Your answer must be an exact copy of the entries, containing no images.

Supplied material section start

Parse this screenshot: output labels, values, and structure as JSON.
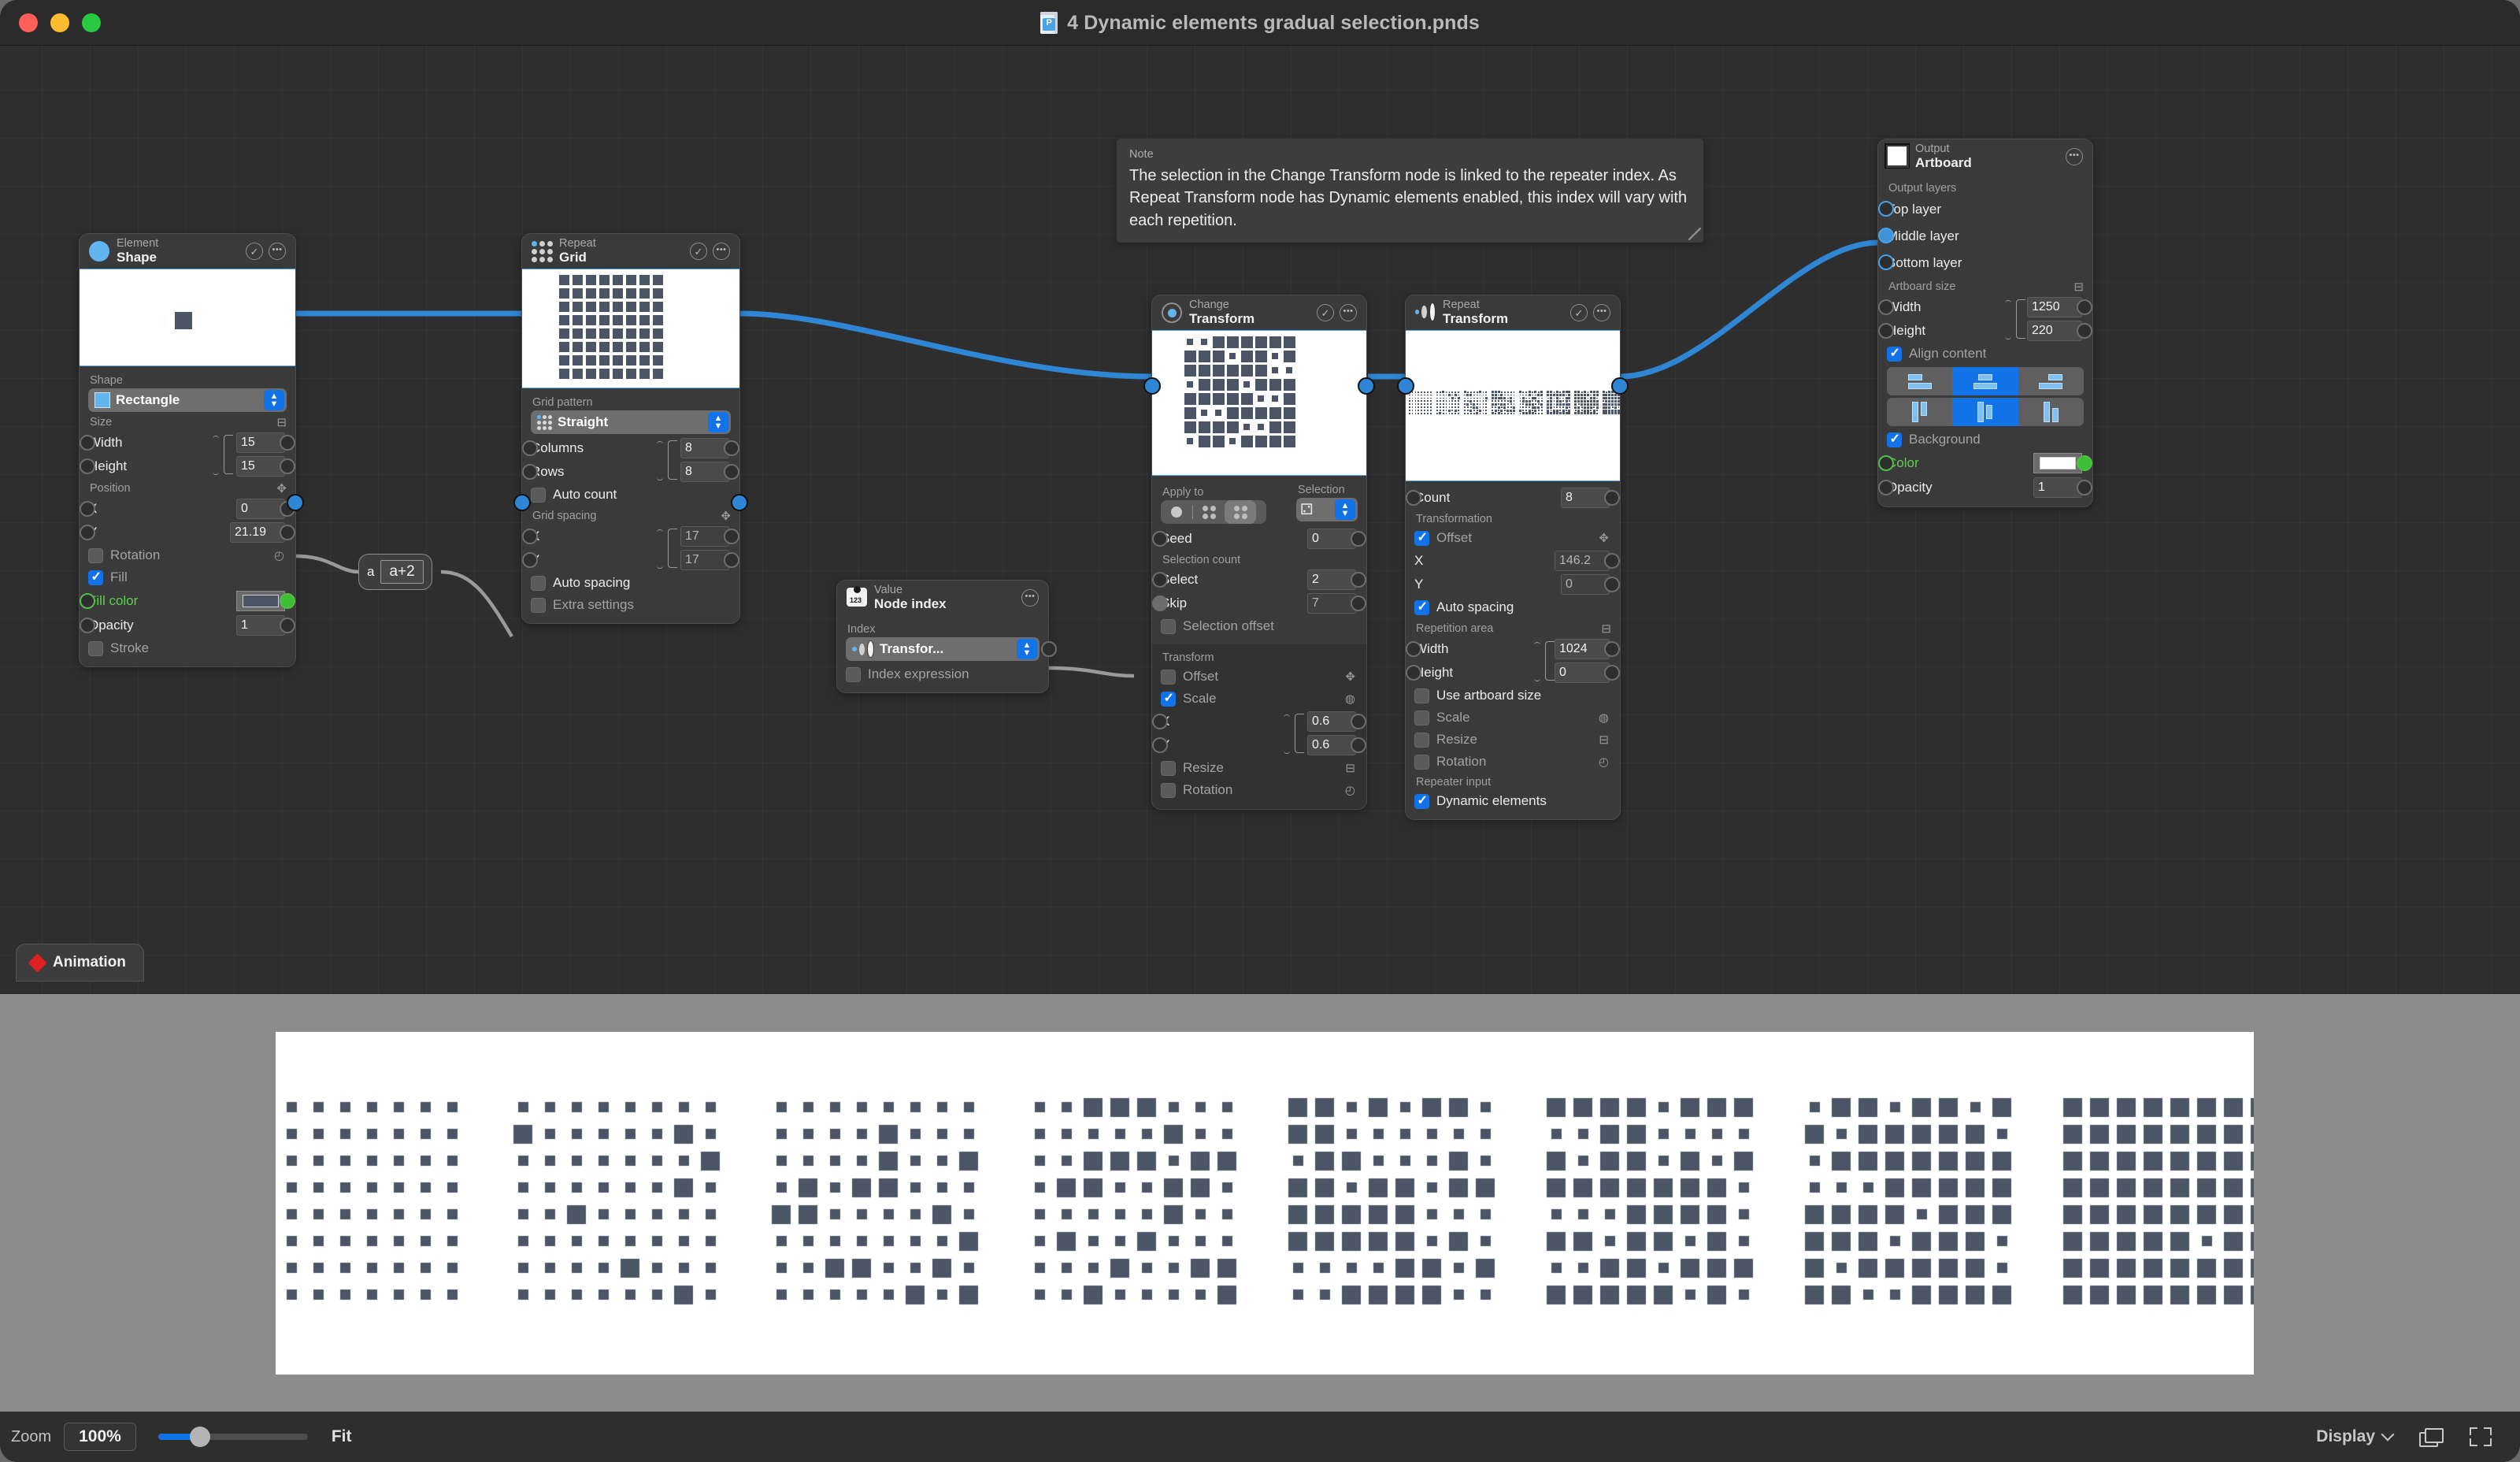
{
  "window": {
    "title": "4 Dynamic elements gradual selection.pnds",
    "doc_badge": "P",
    "traffic": [
      "close",
      "minimize",
      "zoom"
    ]
  },
  "note": {
    "label": "Note",
    "body": "The selection in the Change Transform node is linked to the repeater index. As Repeat Transform node has Dynamic elements enabled, this index will vary with each repetition."
  },
  "expression_node": {
    "input_label": "a",
    "expression": "a+2"
  },
  "nodes": {
    "shape": {
      "kind": "Element",
      "name": "Shape",
      "shape_label": "Shape",
      "shape_value": "Rectangle",
      "size_label": "Size",
      "width_label": "Width",
      "width_value": "15",
      "height_label": "Height",
      "height_value": "15",
      "position_label": "Position",
      "x_label": "X",
      "x_value": "0",
      "y_label": "Y",
      "y_value": "21.19",
      "rotation_label": "Rotation",
      "rotation_checked": false,
      "fill_label": "Fill",
      "fill_checked": true,
      "fill_color_label": "Fill color",
      "fill_color_hex": "#4b5565",
      "opacity_label": "Opacity",
      "opacity_value": "1",
      "stroke_label": "Stroke",
      "stroke_checked": false
    },
    "grid": {
      "kind": "Repeat",
      "name": "Grid",
      "pattern_label": "Grid pattern",
      "pattern_value": "Straight",
      "columns_label": "Columns",
      "columns_value": "8",
      "rows_label": "Rows",
      "rows_value": "8",
      "auto_count_label": "Auto count",
      "auto_count_checked": false,
      "spacing_label": "Grid spacing",
      "sx_label": "X",
      "sx_value": "17",
      "sy_label": "Y",
      "sy_value": "17",
      "auto_spacing_label": "Auto spacing",
      "auto_spacing_checked": false,
      "extra_label": "Extra settings",
      "extra_checked": false
    },
    "change_transform": {
      "kind": "Change",
      "name": "Transform",
      "apply_to_label": "Apply to",
      "selection_label": "Selection",
      "apply_to_options": [
        "single",
        "pair",
        "quad"
      ],
      "apply_to_selected": 2,
      "selection_mode_icon": "dice-icon",
      "seed_label": "Seed",
      "seed_value": "0",
      "selection_count_label": "Selection count",
      "select_label": "Select",
      "select_value": "2",
      "skip_label": "Skip",
      "skip_value": "7",
      "selection_offset_label": "Selection offset",
      "selection_offset_checked": false,
      "transform_label": "Transform",
      "offset_label": "Offset",
      "offset_checked": false,
      "scale_label": "Scale",
      "scale_checked": true,
      "scale_x_label": "X",
      "scale_x_value": "0.6",
      "scale_y_label": "Y",
      "scale_y_value": "0.6",
      "resize_label": "Resize",
      "resize_checked": false,
      "rotation_label": "Rotation",
      "rotation_checked": false
    },
    "repeat_transform": {
      "kind": "Repeat",
      "name": "Transform",
      "count_label": "Count",
      "count_value": "8",
      "transformation_label": "Transformation",
      "offset_label": "Offset",
      "offset_checked": true,
      "off_x_label": "X",
      "off_x_value": "146.2",
      "off_y_label": "Y",
      "off_y_value": "0",
      "auto_spacing_label": "Auto spacing",
      "auto_spacing_checked": true,
      "repetition_area_label": "Repetition area",
      "width_label": "Width",
      "width_value": "1024",
      "height_label": "Height",
      "height_value": "0",
      "use_artboard_label": "Use artboard size",
      "use_artboard_checked": false,
      "scale_label": "Scale",
      "scale_checked": false,
      "resize_label": "Resize",
      "resize_checked": false,
      "rotation_label": "Rotation",
      "rotation_checked": false,
      "repeater_input_label": "Repeater input",
      "dynamic_elements_label": "Dynamic elements",
      "dynamic_elements_checked": true
    },
    "node_index": {
      "kind": "Value",
      "name": "Node index",
      "index_label": "Index",
      "index_value": "Transfor...",
      "index_expression_label": "Index expression",
      "index_expression_checked": false
    },
    "artboard": {
      "kind": "Output",
      "name": "Artboard",
      "output_layers_label": "Output layers",
      "layers": [
        "Top layer",
        "Middle layer",
        "Bottom layer"
      ],
      "connected_layer": "Middle layer",
      "artboard_size_label": "Artboard size",
      "width_label": "Width",
      "width_value": "1250",
      "height_label": "Height",
      "height_value": "220",
      "align_content_label": "Align content",
      "align_content_checked": true,
      "align_vertical_selected": 1,
      "align_horizontal_selected": 1,
      "background_label": "Background",
      "background_checked": true,
      "color_label": "Color",
      "color_hex": "#ffffff",
      "opacity_label": "Opacity",
      "opacity_value": "1"
    }
  },
  "animation_tab": {
    "label": "Animation"
  },
  "statusbar": {
    "zoom_label": "Zoom",
    "zoom_value": "100%",
    "fit_label": "Fit",
    "display_label": "Display",
    "windows_icon": "windows-icon",
    "fullscreen_icon": "fullscreen-icon"
  },
  "theme": {
    "accent": "#1273e8",
    "link": "#4a9fe0",
    "green_port": "#3dbf33",
    "shape_fill": "#4b5565",
    "canvas_bg": "#2e2e2e",
    "node_bg": "#3a3a3a"
  }
}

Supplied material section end

- **Your response**
Parse this screenshot: output labels, values, and structure as JSON.
{
  "window": {
    "title": "4 Dynamic elements gradual selection.pnds",
    "doc_badge": "P",
    "traffic": [
      "close",
      "minimize",
      "zoom"
    ]
  },
  "note": {
    "label": "Note",
    "body": "The selection in the Change Transform node is linked to the repeater index. As Repeat Transform node has Dynamic elements enabled, this index will vary with each repetition."
  },
  "expression_node": {
    "input_label": "a",
    "expression": "a+2"
  },
  "nodes": {
    "shape": {
      "kind": "Element",
      "name": "Shape",
      "shape_label": "Shape",
      "shape_value": "Rectangle",
      "size_label": "Size",
      "width_label": "Width",
      "width_value": "15",
      "height_label": "Height",
      "height_value": "15",
      "position_label": "Position",
      "x_label": "X",
      "x_value": "0",
      "y_label": "Y",
      "y_value": "21.19",
      "rotation_label": "Rotation",
      "rotation_checked": false,
      "fill_label": "Fill",
      "fill_checked": true,
      "fill_color_label": "Fill color",
      "fill_color_hex": "#4b5565",
      "opacity_label": "Opacity",
      "opacity_value": "1",
      "stroke_label": "Stroke",
      "stroke_checked": false
    },
    "grid": {
      "kind": "Repeat",
      "name": "Grid",
      "pattern_label": "Grid pattern",
      "pattern_value": "Straight",
      "columns_label": "Columns",
      "columns_value": "8",
      "rows_label": "Rows",
      "rows_value": "8",
      "auto_count_label": "Auto count",
      "auto_count_checked": false,
      "spacing_label": "Grid spacing",
      "sx_label": "X",
      "sx_value": "17",
      "sy_label": "Y",
      "sy_value": "17",
      "auto_spacing_label": "Auto spacing",
      "auto_spacing_checked": false,
      "extra_label": "Extra settings",
      "extra_checked": false
    },
    "change_transform": {
      "kind": "Change",
      "name": "Transform",
      "apply_to_label": "Apply to",
      "selection_label": "Selection",
      "apply_to_options": [
        "single",
        "pair",
        "quad"
      ],
      "apply_to_selected": 2,
      "selection_mode_icon": "dice-icon",
      "seed_label": "Seed",
      "seed_value": "0",
      "selection_count_label": "Selection count",
      "select_label": "Select",
      "select_value": "2",
      "skip_label": "Skip",
      "skip_value": "7",
      "selection_offset_label": "Selection offset",
      "selection_offset_checked": false,
      "transform_label": "Transform",
      "offset_label": "Offset",
      "offset_checked": false,
      "scale_label": "Scale",
      "scale_checked": true,
      "scale_x_label": "X",
      "scale_x_value": "0.6",
      "scale_y_label": "Y",
      "scale_y_value": "0.6",
      "resize_label": "Resize",
      "resize_checked": false,
      "rotation_label": "Rotation",
      "rotation_checked": false
    },
    "repeat_transform": {
      "kind": "Repeat",
      "name": "Transform",
      "count_label": "Count",
      "count_value": "8",
      "transformation_label": "Transformation",
      "offset_label": "Offset",
      "offset_checked": true,
      "off_x_label": "X",
      "off_x_value": "146.2",
      "off_y_label": "Y",
      "off_y_value": "0",
      "auto_spacing_label": "Auto spacing",
      "auto_spacing_checked": true,
      "repetition_area_label": "Repetition area",
      "width_label": "Width",
      "width_value": "1024",
      "height_label": "Height",
      "height_value": "0",
      "use_artboard_label": "Use artboard size",
      "use_artboard_checked": false,
      "scale_label": "Scale",
      "scale_checked": false,
      "resize_label": "Resize",
      "resize_checked": false,
      "rotation_label": "Rotation",
      "rotation_checked": false,
      "repeater_input_label": "Repeater input",
      "dynamic_elements_label": "Dynamic elements",
      "dynamic_elements_checked": true
    },
    "node_index": {
      "kind": "Value",
      "name": "Node index",
      "index_label": "Index",
      "index_value": "Transfor...",
      "index_expression_label": "Index expression",
      "index_expression_checked": false
    },
    "artboard": {
      "kind": "Output",
      "name": "Artboard",
      "output_layers_label": "Output layers",
      "layers": [
        "Top layer",
        "Middle layer",
        "Bottom layer"
      ],
      "connected_layer": "Middle layer",
      "artboard_size_label": "Artboard size",
      "width_label": "Width",
      "width_value": "1250",
      "height_label": "Height",
      "height_value": "220",
      "align_content_label": "Align content",
      "align_content_checked": true,
      "align_vertical_selected": 1,
      "align_horizontal_selected": 1,
      "background_label": "Background",
      "background_checked": true,
      "color_label": "Color",
      "color_hex": "#ffffff",
      "opacity_label": "Opacity",
      "opacity_value": "1"
    }
  },
  "animation_tab": {
    "label": "Animation"
  },
  "statusbar": {
    "zoom_label": "Zoom",
    "zoom_value": "100%",
    "fit_label": "Fit",
    "display_label": "Display",
    "windows_icon": "windows-icon",
    "fullscreen_icon": "fullscreen-icon"
  },
  "theme": {
    "accent": "#1273e8",
    "link": "#4a9fe0",
    "green_port": "#3dbf33",
    "shape_fill": "#4b5565",
    "canvas_bg": "#2e2e2e",
    "node_bg": "#3a3a3a"
  }
}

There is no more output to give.